# PROBLEM
Here are some records; copy every line that holds the word "setup".

DATA RECORDS below:

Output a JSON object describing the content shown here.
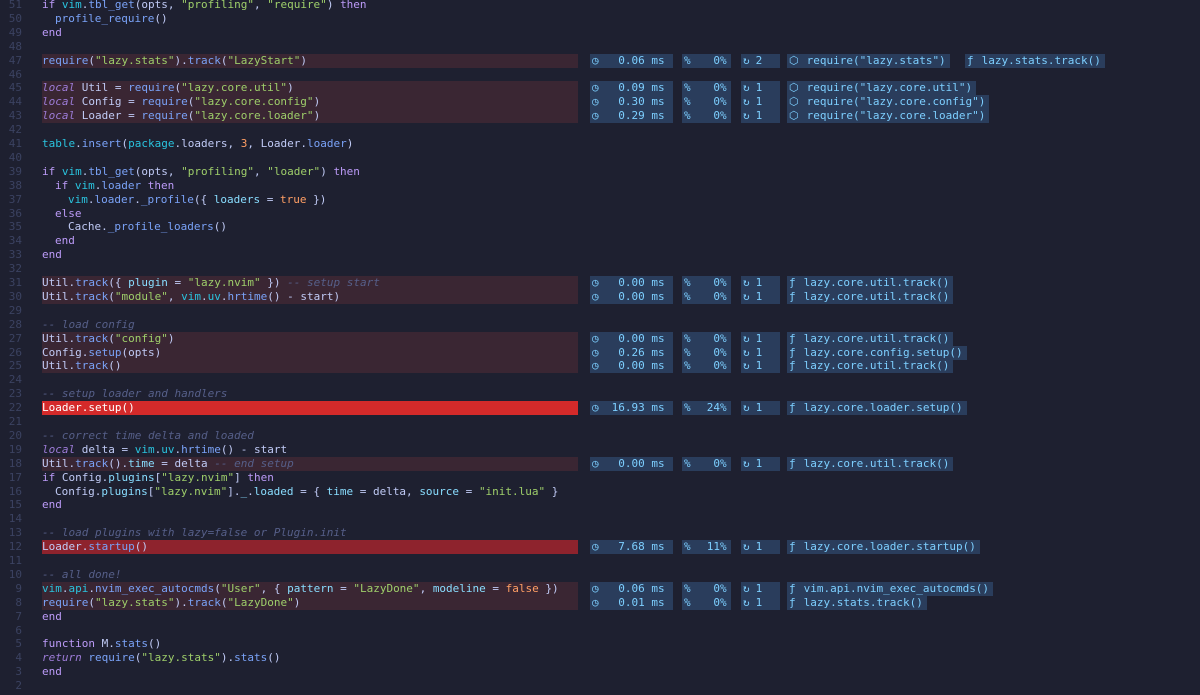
{
  "lines": [
    {
      "n": "51",
      "code": [
        {
          "t": "if ",
          "c": "k"
        },
        {
          "t": "vim",
          "c": "v"
        },
        {
          "t": ".",
          "c": "w"
        },
        {
          "t": "tbl_get",
          "c": "f"
        },
        {
          "t": "(opts, ",
          "c": "w"
        },
        {
          "t": "\"profiling\"",
          "c": "s"
        },
        {
          "t": ", ",
          "c": "w"
        },
        {
          "t": "\"require\"",
          "c": "s"
        },
        {
          "t": ") ",
          "c": "w"
        },
        {
          "t": "then",
          "c": "k"
        }
      ],
      "indent": 1
    },
    {
      "n": "50",
      "code": [
        {
          "t": "profile_require",
          "c": "f"
        },
        {
          "t": "()",
          "c": "w"
        }
      ],
      "indent": 2
    },
    {
      "n": "49",
      "code": [
        {
          "t": "end",
          "c": "k"
        }
      ],
      "indent": 1
    },
    {
      "n": "48",
      "code": [],
      "indent": 0
    },
    {
      "n": "47",
      "hl": "l1",
      "code": [
        {
          "t": "require",
          "c": "f"
        },
        {
          "t": "(",
          "c": "w"
        },
        {
          "t": "\"lazy.stats\"",
          "c": "s"
        },
        {
          "t": ").",
          "c": "w"
        },
        {
          "t": "track",
          "c": "f"
        },
        {
          "t": "(",
          "c": "w"
        },
        {
          "t": "\"LazyStart\"",
          "c": "s"
        },
        {
          "t": ")",
          "c": "w"
        }
      ],
      "indent": 1,
      "stats": {
        "time": "0.06 ms",
        "pct": "0%",
        "count": "2",
        "mod": "require(\"lazy.stats\")",
        "fn": "lazy.stats.track()"
      }
    },
    {
      "n": "46",
      "code": [],
      "indent": 0
    },
    {
      "n": "45",
      "hl": "l1",
      "code": [
        {
          "t": "local",
          "c": "i"
        },
        {
          "t": " Util = ",
          "c": "w"
        },
        {
          "t": "require",
          "c": "f"
        },
        {
          "t": "(",
          "c": "w"
        },
        {
          "t": "\"lazy.core.util\"",
          "c": "s"
        },
        {
          "t": ")",
          "c": "w"
        }
      ],
      "indent": 1,
      "stats": {
        "time": "0.09 ms",
        "pct": "0%",
        "count": "1",
        "mod": "require(\"lazy.core.util\")"
      }
    },
    {
      "n": "44",
      "hl": "l1",
      "code": [
        {
          "t": "local",
          "c": "i"
        },
        {
          "t": " Config = ",
          "c": "w"
        },
        {
          "t": "require",
          "c": "f"
        },
        {
          "t": "(",
          "c": "w"
        },
        {
          "t": "\"lazy.core.config\"",
          "c": "s"
        },
        {
          "t": ")",
          "c": "w"
        }
      ],
      "indent": 1,
      "stats": {
        "time": "0.30 ms",
        "pct": "0%",
        "count": "1",
        "mod": "require(\"lazy.core.config\")"
      }
    },
    {
      "n": "43",
      "hl": "l1",
      "code": [
        {
          "t": "local",
          "c": "i"
        },
        {
          "t": " Loader = ",
          "c": "w"
        },
        {
          "t": "require",
          "c": "f"
        },
        {
          "t": "(",
          "c": "w"
        },
        {
          "t": "\"lazy.core.loader\"",
          "c": "s"
        },
        {
          "t": ")",
          "c": "w"
        }
      ],
      "indent": 1,
      "stats": {
        "time": "0.29 ms",
        "pct": "0%",
        "count": "1",
        "mod": "require(\"lazy.core.loader\")"
      }
    },
    {
      "n": "42",
      "code": [],
      "indent": 0
    },
    {
      "n": "41",
      "code": [
        {
          "t": "table",
          "c": "v"
        },
        {
          "t": ".",
          "c": "w"
        },
        {
          "t": "insert",
          "c": "f"
        },
        {
          "t": "(",
          "c": "w"
        },
        {
          "t": "package",
          "c": "v"
        },
        {
          "t": ".loaders, ",
          "c": "w"
        },
        {
          "t": "3",
          "c": "n"
        },
        {
          "t": ", Loader.",
          "c": "w"
        },
        {
          "t": "loader",
          "c": "f"
        },
        {
          "t": ")",
          "c": "w"
        }
      ],
      "indent": 1
    },
    {
      "n": "40",
      "code": [],
      "indent": 0
    },
    {
      "n": "39",
      "code": [
        {
          "t": "if ",
          "c": "k"
        },
        {
          "t": "vim",
          "c": "v"
        },
        {
          "t": ".",
          "c": "w"
        },
        {
          "t": "tbl_get",
          "c": "f"
        },
        {
          "t": "(opts, ",
          "c": "w"
        },
        {
          "t": "\"profiling\"",
          "c": "s"
        },
        {
          "t": ", ",
          "c": "w"
        },
        {
          "t": "\"loader\"",
          "c": "s"
        },
        {
          "t": ") ",
          "c": "w"
        },
        {
          "t": "then",
          "c": "k"
        }
      ],
      "indent": 1
    },
    {
      "n": "38",
      "code": [
        {
          "t": "if ",
          "c": "k"
        },
        {
          "t": "vim",
          "c": "v"
        },
        {
          "t": ".",
          "c": "w"
        },
        {
          "t": "loader",
          "c": "f"
        },
        {
          "t": " then",
          "c": "k"
        }
      ],
      "indent": 2
    },
    {
      "n": "37",
      "code": [
        {
          "t": "vim",
          "c": "v"
        },
        {
          "t": ".",
          "c": "w"
        },
        {
          "t": "loader",
          "c": "f"
        },
        {
          "t": ".",
          "c": "w"
        },
        {
          "t": "_profile",
          "c": "f"
        },
        {
          "t": "({ ",
          "c": "w"
        },
        {
          "t": "loaders",
          "c": "p"
        },
        {
          "t": " = ",
          "c": "w"
        },
        {
          "t": "true",
          "c": "n"
        },
        {
          "t": " })",
          "c": "w"
        }
      ],
      "indent": 3
    },
    {
      "n": "36",
      "code": [
        {
          "t": "else",
          "c": "k"
        }
      ],
      "indent": 2
    },
    {
      "n": "35",
      "code": [
        {
          "t": "Cache.",
          "c": "w"
        },
        {
          "t": "_profile_loaders",
          "c": "f"
        },
        {
          "t": "()",
          "c": "w"
        }
      ],
      "indent": 3
    },
    {
      "n": "34",
      "code": [
        {
          "t": "end",
          "c": "k"
        }
      ],
      "indent": 2
    },
    {
      "n": "33",
      "code": [
        {
          "t": "end",
          "c": "k"
        }
      ],
      "indent": 1
    },
    {
      "n": "32",
      "code": [],
      "indent": 0
    },
    {
      "n": "31",
      "hl": "l1",
      "code": [
        {
          "t": "Util.",
          "c": "w"
        },
        {
          "t": "track",
          "c": "f"
        },
        {
          "t": "({ ",
          "c": "w"
        },
        {
          "t": "plugin",
          "c": "p"
        },
        {
          "t": " = ",
          "c": "w"
        },
        {
          "t": "\"lazy.nvim\"",
          "c": "s"
        },
        {
          "t": " }) ",
          "c": "w"
        },
        {
          "t": "-- setup start",
          "c": "c"
        }
      ],
      "indent": 1,
      "stats": {
        "time": "0.00 ms",
        "pct": "0%",
        "count": "1",
        "fn": "lazy.core.util.track()"
      }
    },
    {
      "n": "30",
      "hl": "l1",
      "code": [
        {
          "t": "Util.",
          "c": "w"
        },
        {
          "t": "track",
          "c": "f"
        },
        {
          "t": "(",
          "c": "w"
        },
        {
          "t": "\"module\"",
          "c": "s"
        },
        {
          "t": ", ",
          "c": "w"
        },
        {
          "t": "vim",
          "c": "v"
        },
        {
          "t": ".",
          "c": "w"
        },
        {
          "t": "uv",
          "c": "v"
        },
        {
          "t": ".",
          "c": "w"
        },
        {
          "t": "hrtime",
          "c": "f"
        },
        {
          "t": "() - start)",
          "c": "w"
        }
      ],
      "indent": 1,
      "stats": {
        "time": "0.00 ms",
        "pct": "0%",
        "count": "1",
        "fn": "lazy.core.util.track()"
      }
    },
    {
      "n": "29",
      "code": [],
      "indent": 0
    },
    {
      "n": "28",
      "code": [
        {
          "t": "-- load config",
          "c": "c"
        }
      ],
      "indent": 1
    },
    {
      "n": "27",
      "hl": "l1",
      "code": [
        {
          "t": "Util.",
          "c": "w"
        },
        {
          "t": "track",
          "c": "f"
        },
        {
          "t": "(",
          "c": "w"
        },
        {
          "t": "\"config\"",
          "c": "s"
        },
        {
          "t": ")",
          "c": "w"
        }
      ],
      "indent": 1,
      "stats": {
        "time": "0.00 ms",
        "pct": "0%",
        "count": "1",
        "fn": "lazy.core.util.track()"
      }
    },
    {
      "n": "26",
      "hl": "l1",
      "code": [
        {
          "t": "Config.",
          "c": "w"
        },
        {
          "t": "setup",
          "c": "f"
        },
        {
          "t": "(opts)",
          "c": "w"
        }
      ],
      "indent": 1,
      "stats": {
        "time": "0.26 ms",
        "pct": "0%",
        "count": "1",
        "fn": "lazy.core.config.setup()"
      }
    },
    {
      "n": "25",
      "hl": "l1",
      "code": [
        {
          "t": "Util.",
          "c": "w"
        },
        {
          "t": "track",
          "c": "f"
        },
        {
          "t": "()",
          "c": "w"
        }
      ],
      "indent": 1,
      "stats": {
        "time": "0.00 ms",
        "pct": "0%",
        "count": "1",
        "fn": "lazy.core.util.track()"
      }
    },
    {
      "n": "24",
      "code": [],
      "indent": 0
    },
    {
      "n": "23",
      "code": [
        {
          "t": "-- setup loader and handlers",
          "c": "c"
        }
      ],
      "indent": 1
    },
    {
      "n": "22",
      "hl": "l2",
      "code": [
        {
          "t": "Loader.",
          "c": "wt"
        },
        {
          "t": "setup",
          "c": "wt"
        },
        {
          "t": "()",
          "c": "wt"
        }
      ],
      "indent": 1,
      "stats": {
        "time": "16.93 ms",
        "pct": "24%",
        "count": "1",
        "fn": "lazy.core.loader.setup()"
      }
    },
    {
      "n": "21",
      "code": [],
      "indent": 0
    },
    {
      "n": "20",
      "code": [
        {
          "t": "-- correct time delta and loaded",
          "c": "c"
        }
      ],
      "indent": 1
    },
    {
      "n": "19",
      "code": [
        {
          "t": "local",
          "c": "i"
        },
        {
          "t": " delta = ",
          "c": "w"
        },
        {
          "t": "vim",
          "c": "v"
        },
        {
          "t": ".",
          "c": "w"
        },
        {
          "t": "uv",
          "c": "v"
        },
        {
          "t": ".",
          "c": "w"
        },
        {
          "t": "hrtime",
          "c": "f"
        },
        {
          "t": "() - start",
          "c": "w"
        }
      ],
      "indent": 1
    },
    {
      "n": "18",
      "hl": "l1",
      "code": [
        {
          "t": "Util.",
          "c": "w"
        },
        {
          "t": "track",
          "c": "f"
        },
        {
          "t": "().",
          "c": "w"
        },
        {
          "t": "time",
          "c": "p"
        },
        {
          "t": " = delta ",
          "c": "w"
        },
        {
          "t": "-- end setup",
          "c": "c"
        }
      ],
      "indent": 1,
      "stats": {
        "time": "0.00 ms",
        "pct": "0%",
        "count": "1",
        "fn": "lazy.core.util.track()"
      }
    },
    {
      "n": "17",
      "code": [
        {
          "t": "if ",
          "c": "k"
        },
        {
          "t": "Config.",
          "c": "w"
        },
        {
          "t": "plugins",
          "c": "p"
        },
        {
          "t": "[",
          "c": "w"
        },
        {
          "t": "\"lazy.nvim\"",
          "c": "s"
        },
        {
          "t": "] ",
          "c": "w"
        },
        {
          "t": "then",
          "c": "k"
        }
      ],
      "indent": 1
    },
    {
      "n": "16",
      "code": [
        {
          "t": "Config.",
          "c": "w"
        },
        {
          "t": "plugins",
          "c": "p"
        },
        {
          "t": "[",
          "c": "w"
        },
        {
          "t": "\"lazy.nvim\"",
          "c": "s"
        },
        {
          "t": "].",
          "c": "w"
        },
        {
          "t": "_",
          "c": "p"
        },
        {
          "t": ".",
          "c": "w"
        },
        {
          "t": "loaded",
          "c": "p"
        },
        {
          "t": " = { ",
          "c": "w"
        },
        {
          "t": "time",
          "c": "p"
        },
        {
          "t": " = delta, ",
          "c": "w"
        },
        {
          "t": "source",
          "c": "p"
        },
        {
          "t": " = ",
          "c": "w"
        },
        {
          "t": "\"init.lua\"",
          "c": "s"
        },
        {
          "t": " }",
          "c": "w"
        }
      ],
      "indent": 2
    },
    {
      "n": "15",
      "code": [
        {
          "t": "end",
          "c": "k"
        }
      ],
      "indent": 1
    },
    {
      "n": "14",
      "code": [],
      "indent": 0
    },
    {
      "n": "13",
      "code": [
        {
          "t": "-- load plugins with lazy=false or Plugin.init",
          "c": "c"
        }
      ],
      "indent": 1
    },
    {
      "n": "12",
      "hl": "l3",
      "code": [
        {
          "t": "Loader.",
          "c": "w"
        },
        {
          "t": "startup",
          "c": "f"
        },
        {
          "t": "()",
          "c": "w"
        }
      ],
      "indent": 1,
      "stats": {
        "time": "7.68 ms",
        "pct": "11%",
        "count": "1",
        "fn": "lazy.core.loader.startup()"
      }
    },
    {
      "n": "11",
      "code": [],
      "indent": 0
    },
    {
      "n": "10",
      "code": [
        {
          "t": "-- all done!",
          "c": "c"
        }
      ],
      "indent": 1
    },
    {
      "n": "9",
      "hl": "l1",
      "code": [
        {
          "t": "vim",
          "c": "v"
        },
        {
          "t": ".",
          "c": "w"
        },
        {
          "t": "api",
          "c": "v"
        },
        {
          "t": ".",
          "c": "w"
        },
        {
          "t": "nvim_exec_autocmds",
          "c": "f"
        },
        {
          "t": "(",
          "c": "w"
        },
        {
          "t": "\"User\"",
          "c": "s"
        },
        {
          "t": ", { ",
          "c": "w"
        },
        {
          "t": "pattern",
          "c": "p"
        },
        {
          "t": " = ",
          "c": "w"
        },
        {
          "t": "\"LazyDone\"",
          "c": "s"
        },
        {
          "t": ", ",
          "c": "w"
        },
        {
          "t": "modeline",
          "c": "p"
        },
        {
          "t": " = ",
          "c": "w"
        },
        {
          "t": "false",
          "c": "n"
        },
        {
          "t": " })",
          "c": "w"
        }
      ],
      "indent": 1,
      "stats": {
        "time": "0.06 ms",
        "pct": "0%",
        "count": "1",
        "fn": "vim.api.nvim_exec_autocmds()"
      }
    },
    {
      "n": "8",
      "hl": "l1",
      "code": [
        {
          "t": "require",
          "c": "f"
        },
        {
          "t": "(",
          "c": "w"
        },
        {
          "t": "\"lazy.stats\"",
          "c": "s"
        },
        {
          "t": ").",
          "c": "w"
        },
        {
          "t": "track",
          "c": "f"
        },
        {
          "t": "(",
          "c": "w"
        },
        {
          "t": "\"LazyDone\"",
          "c": "s"
        },
        {
          "t": ")",
          "c": "w"
        }
      ],
      "indent": 1,
      "stats": {
        "time": "0.01 ms",
        "pct": "0%",
        "count": "1",
        "fn": "lazy.stats.track()"
      }
    },
    {
      "n": "7",
      "code": [
        {
          "t": "end",
          "c": "k"
        }
      ],
      "indent": 0
    },
    {
      "n": "6",
      "code": [],
      "indent": 0
    },
    {
      "n": "5",
      "code": [
        {
          "t": "function ",
          "c": "k"
        },
        {
          "t": "M.",
          "c": "w"
        },
        {
          "t": "stats",
          "c": "f"
        },
        {
          "t": "()",
          "c": "w"
        }
      ],
      "indent": 0
    },
    {
      "n": "4",
      "code": [
        {
          "t": "return",
          "c": "i"
        },
        {
          "t": " ",
          "c": "w"
        },
        {
          "t": "require",
          "c": "f"
        },
        {
          "t": "(",
          "c": "w"
        },
        {
          "t": "\"lazy.stats\"",
          "c": "s"
        },
        {
          "t": ").",
          "c": "w"
        },
        {
          "t": "stats",
          "c": "f"
        },
        {
          "t": "()",
          "c": "w"
        }
      ],
      "indent": 1
    },
    {
      "n": "3",
      "code": [
        {
          "t": "end",
          "c": "k"
        }
      ],
      "indent": 0
    },
    {
      "n": "2",
      "code": [],
      "indent": 0
    }
  ],
  "icons": {
    "time": "clock-icon",
    "pct": "percent-icon",
    "count": "refresh-icon",
    "mod": "package-icon",
    "fn": "function-icon"
  },
  "colors": {
    "background": "#1e2030",
    "accent": "#7dcfff",
    "badge_bg": "#2a3d5c",
    "hot_line": "#d42a2a",
    "warm_line": "#8e232d",
    "tracked_line": "#3a2633"
  }
}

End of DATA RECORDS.

# RESPONSE AREA
          "t": "-- setup start",
          "t": "setup",
        "fn": "lazy.core.config.setup()"
          "t": "-- setup loader and handlers",
          "t": "setup",
        "fn": "lazy.core.loader.setup()"
          "t": "-- end setup",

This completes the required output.